WORK REQUEST: Search the data for the string "this" and copy each line where it turns up.
◆ ◆ ◆ ◆ ◆ ◆ ◆
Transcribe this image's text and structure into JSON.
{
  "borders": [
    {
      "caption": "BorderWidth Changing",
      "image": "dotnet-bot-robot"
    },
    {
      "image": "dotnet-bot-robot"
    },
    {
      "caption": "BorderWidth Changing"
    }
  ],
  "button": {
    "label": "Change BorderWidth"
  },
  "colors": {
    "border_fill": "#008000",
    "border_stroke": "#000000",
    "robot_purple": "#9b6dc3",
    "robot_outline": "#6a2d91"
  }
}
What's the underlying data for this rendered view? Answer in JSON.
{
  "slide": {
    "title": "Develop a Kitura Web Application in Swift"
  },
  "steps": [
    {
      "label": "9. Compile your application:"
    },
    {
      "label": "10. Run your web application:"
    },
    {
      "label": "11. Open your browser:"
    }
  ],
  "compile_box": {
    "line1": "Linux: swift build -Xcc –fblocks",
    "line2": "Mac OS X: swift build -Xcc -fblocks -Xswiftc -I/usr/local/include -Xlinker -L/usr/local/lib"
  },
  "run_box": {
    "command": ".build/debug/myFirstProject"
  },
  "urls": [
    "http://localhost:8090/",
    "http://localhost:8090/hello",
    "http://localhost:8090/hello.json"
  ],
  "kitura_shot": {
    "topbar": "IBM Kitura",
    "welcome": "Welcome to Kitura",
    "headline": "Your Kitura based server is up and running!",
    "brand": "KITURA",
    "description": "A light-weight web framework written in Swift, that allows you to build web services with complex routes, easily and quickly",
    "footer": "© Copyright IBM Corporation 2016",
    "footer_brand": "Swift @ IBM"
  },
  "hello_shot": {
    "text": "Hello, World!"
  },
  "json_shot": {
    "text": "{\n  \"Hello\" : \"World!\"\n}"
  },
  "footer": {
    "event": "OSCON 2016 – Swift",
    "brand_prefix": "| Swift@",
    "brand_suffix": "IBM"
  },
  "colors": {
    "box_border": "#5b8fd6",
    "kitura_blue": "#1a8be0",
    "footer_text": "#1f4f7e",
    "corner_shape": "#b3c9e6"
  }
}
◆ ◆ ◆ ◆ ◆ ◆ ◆
YOUR RESPONSE:
Transcribe this image's text and structure into JSON.
What's the underlying data for this rendered view? Answer in JSON.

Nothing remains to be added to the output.